#### Task brief
Count, in the entries below, the lines in which "this" occurs. Give the number, nothing more.

══ Records supplied

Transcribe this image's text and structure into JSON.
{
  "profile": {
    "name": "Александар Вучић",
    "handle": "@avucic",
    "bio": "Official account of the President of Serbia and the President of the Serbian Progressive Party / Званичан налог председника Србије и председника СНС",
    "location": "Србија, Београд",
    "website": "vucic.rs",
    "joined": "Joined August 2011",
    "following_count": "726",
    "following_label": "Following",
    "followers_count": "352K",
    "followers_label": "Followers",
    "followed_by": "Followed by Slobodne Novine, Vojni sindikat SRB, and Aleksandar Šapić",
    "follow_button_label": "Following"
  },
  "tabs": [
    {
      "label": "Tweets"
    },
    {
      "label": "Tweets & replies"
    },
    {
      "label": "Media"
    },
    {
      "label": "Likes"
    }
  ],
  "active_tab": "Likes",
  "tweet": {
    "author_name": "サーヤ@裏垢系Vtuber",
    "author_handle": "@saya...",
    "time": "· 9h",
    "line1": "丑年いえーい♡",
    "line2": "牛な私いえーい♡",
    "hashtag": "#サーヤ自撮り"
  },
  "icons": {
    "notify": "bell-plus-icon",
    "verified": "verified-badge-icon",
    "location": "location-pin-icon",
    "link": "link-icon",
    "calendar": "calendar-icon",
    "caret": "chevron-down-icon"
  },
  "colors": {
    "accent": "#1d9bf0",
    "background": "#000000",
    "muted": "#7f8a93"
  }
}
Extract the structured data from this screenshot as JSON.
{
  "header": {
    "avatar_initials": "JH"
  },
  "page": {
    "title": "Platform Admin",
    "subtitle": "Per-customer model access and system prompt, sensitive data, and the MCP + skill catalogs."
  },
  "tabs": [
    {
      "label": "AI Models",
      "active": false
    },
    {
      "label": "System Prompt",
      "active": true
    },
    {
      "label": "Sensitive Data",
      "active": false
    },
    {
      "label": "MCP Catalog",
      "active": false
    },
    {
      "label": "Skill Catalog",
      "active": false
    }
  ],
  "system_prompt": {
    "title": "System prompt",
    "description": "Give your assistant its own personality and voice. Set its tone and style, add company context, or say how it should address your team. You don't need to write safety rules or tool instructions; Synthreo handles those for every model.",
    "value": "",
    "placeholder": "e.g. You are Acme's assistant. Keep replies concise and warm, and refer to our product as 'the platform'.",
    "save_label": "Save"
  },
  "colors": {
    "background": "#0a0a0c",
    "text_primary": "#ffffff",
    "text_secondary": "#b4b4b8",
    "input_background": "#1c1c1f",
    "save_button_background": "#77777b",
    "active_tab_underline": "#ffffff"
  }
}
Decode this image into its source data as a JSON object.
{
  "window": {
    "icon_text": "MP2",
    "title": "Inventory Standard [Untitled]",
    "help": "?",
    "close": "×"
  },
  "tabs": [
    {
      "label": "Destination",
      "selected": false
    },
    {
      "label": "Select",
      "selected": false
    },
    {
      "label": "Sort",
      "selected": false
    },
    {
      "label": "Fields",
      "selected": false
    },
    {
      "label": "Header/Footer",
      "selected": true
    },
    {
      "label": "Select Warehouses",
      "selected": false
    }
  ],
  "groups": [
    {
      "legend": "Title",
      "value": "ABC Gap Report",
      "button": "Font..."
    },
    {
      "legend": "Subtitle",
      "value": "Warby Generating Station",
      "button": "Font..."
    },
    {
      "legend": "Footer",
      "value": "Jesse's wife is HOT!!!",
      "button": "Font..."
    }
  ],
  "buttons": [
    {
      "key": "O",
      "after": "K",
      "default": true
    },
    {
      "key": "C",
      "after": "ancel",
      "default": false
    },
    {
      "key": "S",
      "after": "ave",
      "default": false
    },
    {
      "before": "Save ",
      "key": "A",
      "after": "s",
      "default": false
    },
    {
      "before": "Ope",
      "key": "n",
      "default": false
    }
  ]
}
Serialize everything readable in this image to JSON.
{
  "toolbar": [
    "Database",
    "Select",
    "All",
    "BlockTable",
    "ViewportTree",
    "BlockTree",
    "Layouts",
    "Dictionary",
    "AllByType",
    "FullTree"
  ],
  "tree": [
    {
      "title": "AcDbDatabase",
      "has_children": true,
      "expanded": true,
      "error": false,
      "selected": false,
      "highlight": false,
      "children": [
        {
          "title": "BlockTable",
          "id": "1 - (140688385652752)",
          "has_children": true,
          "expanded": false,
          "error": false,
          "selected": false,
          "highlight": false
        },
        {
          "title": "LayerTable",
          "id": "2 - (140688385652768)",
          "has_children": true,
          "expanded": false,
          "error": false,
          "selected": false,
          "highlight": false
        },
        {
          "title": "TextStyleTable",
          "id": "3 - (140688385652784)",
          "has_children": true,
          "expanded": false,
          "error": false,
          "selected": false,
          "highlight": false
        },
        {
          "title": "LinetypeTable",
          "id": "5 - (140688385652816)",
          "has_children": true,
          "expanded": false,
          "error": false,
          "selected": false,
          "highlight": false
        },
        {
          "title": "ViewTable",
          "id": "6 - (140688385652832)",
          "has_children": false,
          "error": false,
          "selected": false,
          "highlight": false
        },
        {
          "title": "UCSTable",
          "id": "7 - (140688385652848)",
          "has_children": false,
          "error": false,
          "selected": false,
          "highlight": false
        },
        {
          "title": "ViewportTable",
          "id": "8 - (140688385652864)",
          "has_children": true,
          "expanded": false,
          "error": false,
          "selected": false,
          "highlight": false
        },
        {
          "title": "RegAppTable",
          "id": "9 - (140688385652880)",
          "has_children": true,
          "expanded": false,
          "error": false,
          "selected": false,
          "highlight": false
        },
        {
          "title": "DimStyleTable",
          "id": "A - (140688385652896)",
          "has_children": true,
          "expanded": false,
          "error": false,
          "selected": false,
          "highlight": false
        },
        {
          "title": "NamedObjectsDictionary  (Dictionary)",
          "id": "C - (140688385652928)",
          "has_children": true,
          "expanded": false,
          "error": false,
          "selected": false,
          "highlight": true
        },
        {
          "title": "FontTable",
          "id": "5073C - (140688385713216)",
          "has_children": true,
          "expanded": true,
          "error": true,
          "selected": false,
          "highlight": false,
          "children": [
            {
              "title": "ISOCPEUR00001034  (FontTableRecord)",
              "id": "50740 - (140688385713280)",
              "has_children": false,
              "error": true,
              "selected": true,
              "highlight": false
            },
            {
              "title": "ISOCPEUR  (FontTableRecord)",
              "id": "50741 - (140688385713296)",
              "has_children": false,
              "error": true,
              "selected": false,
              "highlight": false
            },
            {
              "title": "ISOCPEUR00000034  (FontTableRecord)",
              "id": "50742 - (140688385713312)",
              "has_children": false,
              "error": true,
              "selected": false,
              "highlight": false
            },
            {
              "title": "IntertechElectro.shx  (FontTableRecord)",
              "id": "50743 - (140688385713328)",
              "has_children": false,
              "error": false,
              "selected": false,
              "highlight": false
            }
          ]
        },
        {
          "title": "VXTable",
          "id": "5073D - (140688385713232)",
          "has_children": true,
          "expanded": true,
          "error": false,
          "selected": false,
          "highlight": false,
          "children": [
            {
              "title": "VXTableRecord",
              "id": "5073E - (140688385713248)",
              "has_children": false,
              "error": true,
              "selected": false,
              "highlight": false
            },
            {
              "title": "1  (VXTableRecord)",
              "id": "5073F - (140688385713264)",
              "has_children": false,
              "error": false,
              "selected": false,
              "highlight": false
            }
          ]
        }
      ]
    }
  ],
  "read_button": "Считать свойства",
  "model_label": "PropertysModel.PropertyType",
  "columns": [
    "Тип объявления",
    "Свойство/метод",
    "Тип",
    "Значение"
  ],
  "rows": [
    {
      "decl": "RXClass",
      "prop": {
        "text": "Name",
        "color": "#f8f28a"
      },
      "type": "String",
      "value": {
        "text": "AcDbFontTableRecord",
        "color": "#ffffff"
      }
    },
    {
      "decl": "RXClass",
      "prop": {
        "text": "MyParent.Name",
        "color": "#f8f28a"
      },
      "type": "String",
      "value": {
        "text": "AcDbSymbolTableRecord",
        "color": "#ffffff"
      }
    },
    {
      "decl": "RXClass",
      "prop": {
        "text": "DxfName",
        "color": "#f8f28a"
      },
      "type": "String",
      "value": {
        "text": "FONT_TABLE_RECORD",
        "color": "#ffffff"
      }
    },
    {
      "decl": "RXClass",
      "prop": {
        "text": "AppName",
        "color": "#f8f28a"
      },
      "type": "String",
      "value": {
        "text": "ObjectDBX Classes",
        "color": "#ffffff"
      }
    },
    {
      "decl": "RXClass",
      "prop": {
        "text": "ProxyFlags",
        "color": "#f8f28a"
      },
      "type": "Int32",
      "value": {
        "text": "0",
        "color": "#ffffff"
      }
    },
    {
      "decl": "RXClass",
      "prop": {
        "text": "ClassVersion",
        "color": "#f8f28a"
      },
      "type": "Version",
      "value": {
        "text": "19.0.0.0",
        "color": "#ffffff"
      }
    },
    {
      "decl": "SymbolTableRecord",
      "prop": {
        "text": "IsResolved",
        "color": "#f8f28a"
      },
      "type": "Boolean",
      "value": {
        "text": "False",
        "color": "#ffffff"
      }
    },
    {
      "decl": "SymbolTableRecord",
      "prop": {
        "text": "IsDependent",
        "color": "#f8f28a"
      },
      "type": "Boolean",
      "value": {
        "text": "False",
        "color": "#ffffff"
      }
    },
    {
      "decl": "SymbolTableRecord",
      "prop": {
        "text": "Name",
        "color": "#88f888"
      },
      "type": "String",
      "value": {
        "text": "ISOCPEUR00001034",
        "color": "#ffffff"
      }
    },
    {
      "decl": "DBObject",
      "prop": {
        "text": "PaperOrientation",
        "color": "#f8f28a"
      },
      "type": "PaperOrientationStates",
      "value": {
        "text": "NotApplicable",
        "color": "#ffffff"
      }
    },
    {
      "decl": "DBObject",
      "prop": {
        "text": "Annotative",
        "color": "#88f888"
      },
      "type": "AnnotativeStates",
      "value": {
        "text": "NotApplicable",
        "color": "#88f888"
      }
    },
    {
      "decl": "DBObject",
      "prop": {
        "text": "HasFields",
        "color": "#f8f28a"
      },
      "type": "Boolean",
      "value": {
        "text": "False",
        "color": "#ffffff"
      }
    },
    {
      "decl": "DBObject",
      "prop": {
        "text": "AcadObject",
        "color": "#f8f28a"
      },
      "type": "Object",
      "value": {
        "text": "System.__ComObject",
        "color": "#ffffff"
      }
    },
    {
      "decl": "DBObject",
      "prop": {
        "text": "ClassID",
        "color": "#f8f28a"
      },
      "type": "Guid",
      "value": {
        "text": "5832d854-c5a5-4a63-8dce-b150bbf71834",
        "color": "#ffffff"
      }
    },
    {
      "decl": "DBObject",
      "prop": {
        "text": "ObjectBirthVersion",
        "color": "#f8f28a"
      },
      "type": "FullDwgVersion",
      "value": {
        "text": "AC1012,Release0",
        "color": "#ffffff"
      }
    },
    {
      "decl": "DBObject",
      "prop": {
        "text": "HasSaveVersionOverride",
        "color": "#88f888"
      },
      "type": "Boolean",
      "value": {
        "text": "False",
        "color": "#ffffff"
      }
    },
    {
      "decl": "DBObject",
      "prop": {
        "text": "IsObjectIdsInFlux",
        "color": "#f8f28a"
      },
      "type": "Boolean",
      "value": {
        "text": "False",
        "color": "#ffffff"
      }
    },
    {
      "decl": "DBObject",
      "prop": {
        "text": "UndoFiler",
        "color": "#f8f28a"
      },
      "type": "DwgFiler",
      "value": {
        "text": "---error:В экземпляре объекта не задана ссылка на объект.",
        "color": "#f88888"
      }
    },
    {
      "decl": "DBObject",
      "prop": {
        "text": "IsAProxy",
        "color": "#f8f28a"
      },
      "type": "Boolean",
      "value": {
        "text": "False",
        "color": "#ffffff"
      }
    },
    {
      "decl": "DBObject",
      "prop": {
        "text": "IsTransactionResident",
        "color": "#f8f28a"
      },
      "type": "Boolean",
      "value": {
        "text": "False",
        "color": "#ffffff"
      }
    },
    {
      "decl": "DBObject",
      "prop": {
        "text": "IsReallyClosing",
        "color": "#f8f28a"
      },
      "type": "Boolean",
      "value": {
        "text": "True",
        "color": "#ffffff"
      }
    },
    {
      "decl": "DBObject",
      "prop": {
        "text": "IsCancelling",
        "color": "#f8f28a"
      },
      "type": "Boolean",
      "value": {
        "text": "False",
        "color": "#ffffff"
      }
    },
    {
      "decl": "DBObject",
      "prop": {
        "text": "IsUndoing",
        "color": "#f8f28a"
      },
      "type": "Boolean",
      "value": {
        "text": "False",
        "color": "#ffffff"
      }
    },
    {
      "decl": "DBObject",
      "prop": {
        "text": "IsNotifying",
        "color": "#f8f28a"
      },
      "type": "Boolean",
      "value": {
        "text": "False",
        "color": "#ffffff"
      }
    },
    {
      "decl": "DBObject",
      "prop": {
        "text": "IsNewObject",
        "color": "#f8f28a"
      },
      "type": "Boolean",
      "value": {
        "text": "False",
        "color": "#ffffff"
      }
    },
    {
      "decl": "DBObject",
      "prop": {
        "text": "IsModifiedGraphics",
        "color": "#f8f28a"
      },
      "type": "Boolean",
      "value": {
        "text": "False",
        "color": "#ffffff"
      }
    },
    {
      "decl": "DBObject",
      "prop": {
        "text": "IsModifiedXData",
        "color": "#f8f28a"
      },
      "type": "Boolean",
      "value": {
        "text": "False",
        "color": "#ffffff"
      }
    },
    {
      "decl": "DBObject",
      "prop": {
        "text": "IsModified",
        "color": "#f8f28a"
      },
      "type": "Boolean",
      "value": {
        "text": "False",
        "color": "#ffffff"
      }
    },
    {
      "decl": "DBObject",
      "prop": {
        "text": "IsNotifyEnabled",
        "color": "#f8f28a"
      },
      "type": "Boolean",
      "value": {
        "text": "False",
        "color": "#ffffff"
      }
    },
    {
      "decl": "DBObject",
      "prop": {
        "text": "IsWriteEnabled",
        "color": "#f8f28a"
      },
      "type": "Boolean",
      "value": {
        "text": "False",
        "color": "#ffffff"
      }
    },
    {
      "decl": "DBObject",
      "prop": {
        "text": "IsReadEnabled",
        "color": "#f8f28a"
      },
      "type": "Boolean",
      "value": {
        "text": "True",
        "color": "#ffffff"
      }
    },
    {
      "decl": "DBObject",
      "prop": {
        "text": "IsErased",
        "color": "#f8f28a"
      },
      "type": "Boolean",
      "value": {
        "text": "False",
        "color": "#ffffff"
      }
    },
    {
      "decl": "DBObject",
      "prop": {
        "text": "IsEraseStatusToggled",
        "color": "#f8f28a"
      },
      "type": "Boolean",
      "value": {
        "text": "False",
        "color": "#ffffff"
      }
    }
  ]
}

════

#### Exercise result
4